Activity:
Output all of the data below without changing a word, and exclude the pictures.

Stored items
=-=-=-=-=

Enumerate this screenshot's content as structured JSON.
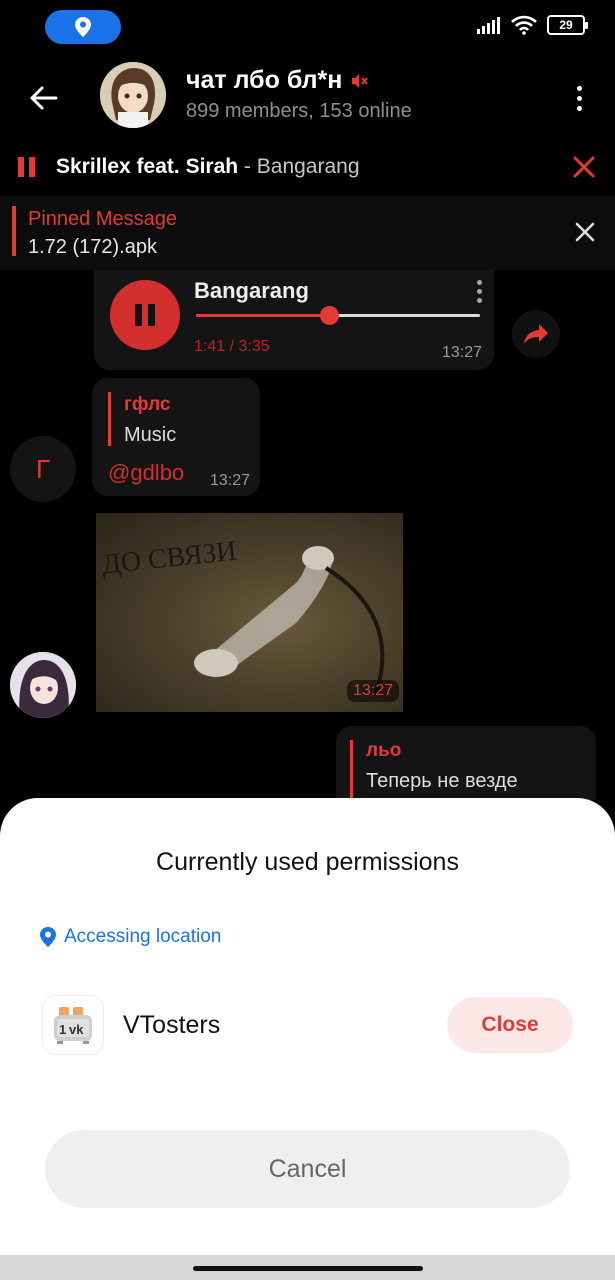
{
  "status_bar": {
    "battery": "29"
  },
  "header": {
    "title": "чат лбо бл*н",
    "subtitle": "899 members, 153 online"
  },
  "music_bar": {
    "artist": "Skrillex feat. Sirah",
    "separator": " - ",
    "song": "Bangarang"
  },
  "pinned": {
    "title": "Pinned Message",
    "text": "1.72 (172).apk"
  },
  "messages": {
    "audio": {
      "title": "Bangarang",
      "time": "1:41 / 3:35",
      "stamp": "13:27",
      "progress": 0.47
    },
    "reply": {
      "name": "гфлс",
      "text": "Music",
      "mention": "@gdlbo",
      "stamp": "13:27"
    },
    "g_avatar_letter": "Г",
    "photo": {
      "caption": "ДО СВЯЗИ",
      "stamp": "13:27"
    },
    "reply2": {
      "name": "льо",
      "text": "Теперь не везде"
    }
  },
  "sheet": {
    "title": "Currently used permissions",
    "location_label": "Accessing location",
    "app_name": "VTosters",
    "close_label": "Close",
    "cancel_label": "Cancel"
  },
  "colors": {
    "accent": "#e53935",
    "location_blue": "#1a73e8"
  }
}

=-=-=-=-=

Solution below:
Enumerate this screenshot's content as structured JSON.
{
  "status_bar": {
    "battery": "29"
  },
  "header": {
    "title": "чат лбо бл*н",
    "subtitle": "899 members, 153 online"
  },
  "music_bar": {
    "artist": "Skrillex feat. Sirah",
    "separator": " - ",
    "song": "Bangarang"
  },
  "pinned": {
    "title": "Pinned Message",
    "text": "1.72 (172).apk"
  },
  "messages": {
    "audio": {
      "title": "Bangarang",
      "time": "1:41 / 3:35",
      "stamp": "13:27",
      "progress": 0.47
    },
    "reply": {
      "name": "гфлс",
      "text": "Music",
      "mention": "@gdlbo",
      "stamp": "13:27"
    },
    "g_avatar_letter": "Г",
    "photo": {
      "caption": "ДО СВЯЗИ",
      "stamp": "13:27"
    },
    "reply2": {
      "name": "льо",
      "text": "Теперь не везде"
    }
  },
  "sheet": {
    "title": "Currently used permissions",
    "location_label": "Accessing location",
    "app_name": "VTosters",
    "close_label": "Close",
    "cancel_label": "Cancel"
  },
  "colors": {
    "accent": "#e53935",
    "location_blue": "#1a73e8"
  }
}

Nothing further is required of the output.